She and MIA curators organized the exhibition in collaboration with the Museum of Fine Arts, Houston and the High Museum of Art in Atlanta, where the show will travel after its Twin Cities premiere. It will be on view in Minneapolis from Feb. 15 to May 10, 2015.

All of the art comes from the legendary Kunsthistorisches Museum, a sprawling Viennese complex that includes specialized museums of paintings and sculpture, carriages, arms and armor, antiquities, musical instruments, costumes and more.

Most of the objects were owned by the Habsburgs, a fabulously wealthy dynasty that was in power in European politics from the 1400s until 1918, when World War I dissolved the German-allied Austro-Hungarian Empire.

At various times Habsburg family members ruled Spain, the Netherlands, much of Germany and parts of Italy, as well as their hereditary redoubts in Austria, Hungary and Eastern Europe.
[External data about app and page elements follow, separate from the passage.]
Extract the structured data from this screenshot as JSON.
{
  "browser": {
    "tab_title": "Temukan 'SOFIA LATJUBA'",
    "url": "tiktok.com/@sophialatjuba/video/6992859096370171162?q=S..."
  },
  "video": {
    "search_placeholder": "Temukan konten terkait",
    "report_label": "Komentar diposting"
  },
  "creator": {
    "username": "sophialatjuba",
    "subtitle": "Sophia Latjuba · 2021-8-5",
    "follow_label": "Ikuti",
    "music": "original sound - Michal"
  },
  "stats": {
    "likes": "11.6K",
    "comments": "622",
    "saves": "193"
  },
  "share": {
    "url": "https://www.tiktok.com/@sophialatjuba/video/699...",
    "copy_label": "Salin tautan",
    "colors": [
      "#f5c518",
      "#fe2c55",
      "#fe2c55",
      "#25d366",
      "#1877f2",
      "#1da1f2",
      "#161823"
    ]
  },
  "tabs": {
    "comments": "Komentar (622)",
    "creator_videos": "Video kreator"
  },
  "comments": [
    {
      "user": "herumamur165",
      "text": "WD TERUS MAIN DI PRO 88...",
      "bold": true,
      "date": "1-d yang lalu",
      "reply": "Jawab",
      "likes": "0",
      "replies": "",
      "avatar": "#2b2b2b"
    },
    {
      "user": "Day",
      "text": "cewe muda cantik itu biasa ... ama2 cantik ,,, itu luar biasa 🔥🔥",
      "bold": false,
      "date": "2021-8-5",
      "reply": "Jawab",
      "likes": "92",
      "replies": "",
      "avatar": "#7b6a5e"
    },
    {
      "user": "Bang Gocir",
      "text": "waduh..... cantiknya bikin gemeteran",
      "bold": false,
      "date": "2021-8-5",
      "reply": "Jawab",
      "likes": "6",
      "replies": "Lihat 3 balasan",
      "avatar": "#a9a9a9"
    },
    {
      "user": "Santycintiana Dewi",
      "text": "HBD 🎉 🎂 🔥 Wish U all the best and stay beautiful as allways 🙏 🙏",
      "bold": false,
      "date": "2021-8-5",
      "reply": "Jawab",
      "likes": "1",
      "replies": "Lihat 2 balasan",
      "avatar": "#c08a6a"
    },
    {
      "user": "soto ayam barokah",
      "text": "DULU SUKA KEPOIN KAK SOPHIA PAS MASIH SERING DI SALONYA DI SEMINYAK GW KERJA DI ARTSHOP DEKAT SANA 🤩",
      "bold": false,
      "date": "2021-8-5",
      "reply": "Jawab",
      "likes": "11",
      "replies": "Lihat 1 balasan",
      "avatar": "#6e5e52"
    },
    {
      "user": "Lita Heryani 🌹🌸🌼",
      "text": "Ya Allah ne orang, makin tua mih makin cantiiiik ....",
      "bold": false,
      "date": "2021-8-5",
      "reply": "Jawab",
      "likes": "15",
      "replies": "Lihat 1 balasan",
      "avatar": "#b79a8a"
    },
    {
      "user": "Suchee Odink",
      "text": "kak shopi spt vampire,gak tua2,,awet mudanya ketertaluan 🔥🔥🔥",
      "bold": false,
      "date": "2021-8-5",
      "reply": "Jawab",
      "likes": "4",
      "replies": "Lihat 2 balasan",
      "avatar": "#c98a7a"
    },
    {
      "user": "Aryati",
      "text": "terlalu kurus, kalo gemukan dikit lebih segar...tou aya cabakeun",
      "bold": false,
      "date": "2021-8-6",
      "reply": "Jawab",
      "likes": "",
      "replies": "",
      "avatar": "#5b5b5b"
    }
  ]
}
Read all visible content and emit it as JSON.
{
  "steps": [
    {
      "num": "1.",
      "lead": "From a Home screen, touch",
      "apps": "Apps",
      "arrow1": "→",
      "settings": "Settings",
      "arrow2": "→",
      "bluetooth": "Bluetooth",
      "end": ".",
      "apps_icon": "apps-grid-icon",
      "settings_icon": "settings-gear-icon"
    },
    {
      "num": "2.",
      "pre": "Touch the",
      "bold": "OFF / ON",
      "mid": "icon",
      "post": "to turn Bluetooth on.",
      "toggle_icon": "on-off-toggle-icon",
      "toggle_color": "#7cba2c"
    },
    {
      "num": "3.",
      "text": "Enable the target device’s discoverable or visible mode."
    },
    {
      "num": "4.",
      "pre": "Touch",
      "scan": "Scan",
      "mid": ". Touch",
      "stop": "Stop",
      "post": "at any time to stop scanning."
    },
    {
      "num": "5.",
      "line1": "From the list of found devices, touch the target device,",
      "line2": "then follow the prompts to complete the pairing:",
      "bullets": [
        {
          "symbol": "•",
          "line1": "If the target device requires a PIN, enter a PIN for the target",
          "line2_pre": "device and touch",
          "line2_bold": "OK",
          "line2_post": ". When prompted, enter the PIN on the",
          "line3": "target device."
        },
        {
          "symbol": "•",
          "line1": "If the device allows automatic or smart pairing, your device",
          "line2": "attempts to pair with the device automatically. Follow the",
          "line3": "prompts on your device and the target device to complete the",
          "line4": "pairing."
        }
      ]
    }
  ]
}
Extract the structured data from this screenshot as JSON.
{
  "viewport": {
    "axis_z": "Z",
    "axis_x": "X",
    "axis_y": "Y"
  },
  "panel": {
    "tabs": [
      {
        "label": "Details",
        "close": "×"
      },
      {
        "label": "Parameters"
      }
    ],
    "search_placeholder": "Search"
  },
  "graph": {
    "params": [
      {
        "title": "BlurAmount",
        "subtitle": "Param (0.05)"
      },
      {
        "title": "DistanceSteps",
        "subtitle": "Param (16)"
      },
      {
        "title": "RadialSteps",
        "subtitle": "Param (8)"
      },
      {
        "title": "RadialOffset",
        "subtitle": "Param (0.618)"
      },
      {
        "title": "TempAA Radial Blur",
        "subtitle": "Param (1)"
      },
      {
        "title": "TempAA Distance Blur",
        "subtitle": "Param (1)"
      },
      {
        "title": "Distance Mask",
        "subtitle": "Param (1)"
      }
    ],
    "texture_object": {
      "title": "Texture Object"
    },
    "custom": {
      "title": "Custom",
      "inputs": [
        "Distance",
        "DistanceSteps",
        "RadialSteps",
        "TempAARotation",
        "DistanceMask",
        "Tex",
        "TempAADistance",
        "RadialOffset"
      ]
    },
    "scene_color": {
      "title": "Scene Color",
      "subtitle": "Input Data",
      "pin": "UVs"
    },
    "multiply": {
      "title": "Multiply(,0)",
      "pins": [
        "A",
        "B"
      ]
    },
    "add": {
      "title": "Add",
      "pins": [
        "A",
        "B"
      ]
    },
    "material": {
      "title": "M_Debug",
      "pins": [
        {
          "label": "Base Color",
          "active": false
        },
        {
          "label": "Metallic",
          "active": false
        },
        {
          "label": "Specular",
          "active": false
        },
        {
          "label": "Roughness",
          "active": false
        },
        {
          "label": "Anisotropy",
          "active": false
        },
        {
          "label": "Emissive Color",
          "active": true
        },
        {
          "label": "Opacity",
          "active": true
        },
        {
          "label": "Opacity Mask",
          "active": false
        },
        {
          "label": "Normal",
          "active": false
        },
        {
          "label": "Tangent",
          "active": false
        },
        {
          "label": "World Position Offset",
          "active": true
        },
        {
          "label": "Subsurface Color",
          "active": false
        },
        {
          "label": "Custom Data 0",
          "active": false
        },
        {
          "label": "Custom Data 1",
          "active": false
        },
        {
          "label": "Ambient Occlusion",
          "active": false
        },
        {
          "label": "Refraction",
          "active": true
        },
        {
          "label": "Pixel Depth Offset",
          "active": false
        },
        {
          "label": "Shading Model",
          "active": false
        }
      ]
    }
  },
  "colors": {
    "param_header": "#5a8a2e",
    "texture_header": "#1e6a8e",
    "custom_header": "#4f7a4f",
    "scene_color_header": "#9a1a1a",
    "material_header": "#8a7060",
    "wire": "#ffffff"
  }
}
What they didn’t control outright, they were often linked to through marriages and other alliances: Marie Antoinette was a Habsburg as was Napoleon’s second wife.

“We wanted to tell the story of the Habsburgs, one of the most important dynasties in human history and not well known in America,” said Feldman.

The show will feature 93 objects, including 35 important paintings, three of which have never appeared in the U.S. before:

• Caravaggio’s “The Crowning With Thorns,” a brooding image of Christ being tortured, painted in 1602-04.

• Hans Holbein’s 1536 portrait of Jane Seymour, the third wife of England’s Henry VIII.

• Correggio’s “Jupiter and Io,” a luscious 1530 image of a nude beauty (Io) being embraced by a furry cloud (Jupiter) that scholarly wags sometimes dub the sexiest “old master” picture in Europe.

“It is one of the most erotic paintings in Western art,” Feldman said.

The show will be divided into three sections, each introduced by a dramatic tableau setting up a period in Habsburg history. The first will evoke a late-medieval/early Renaissance joust featuring suits of armor displayed on horse mannequins. Dating from about 1450 to the 1600s when the Habsburgs were consolidating power, that section will include sabers, armor, tapestries and paintings.

The second section, spanning the Golden Age of 17th and 18th century baroque art, will be introduced by a hand-carved sleigh and the 1750 carriage of Marie Antoinette’s mother, the Empress Maria Theresa. It includes objects of carved ivory, bejeweled crucifixes, luxurious religious vestments, major paintings and sculptures.

The third section, “Twilight of the Empire,” begins with a tableau of 19th century uniforms, coronation robes and evening gowns.

“We jokingly call the horse mannequins ‘horsequins,’ ” Feldman said. “And though we own one of our own, we were told we have to use theirs because they have detachable ears and movable jaws so you can put their regalia on them.”

The museum had to borrow six of the horsequins — two for armor displayed in the joust, two for the 1750 carriage and two for the gilded sleigh.

“We are cheating a bit though because no self-respecting Habsburg would ride in a carriage pulled by only two horses,” Feldman said.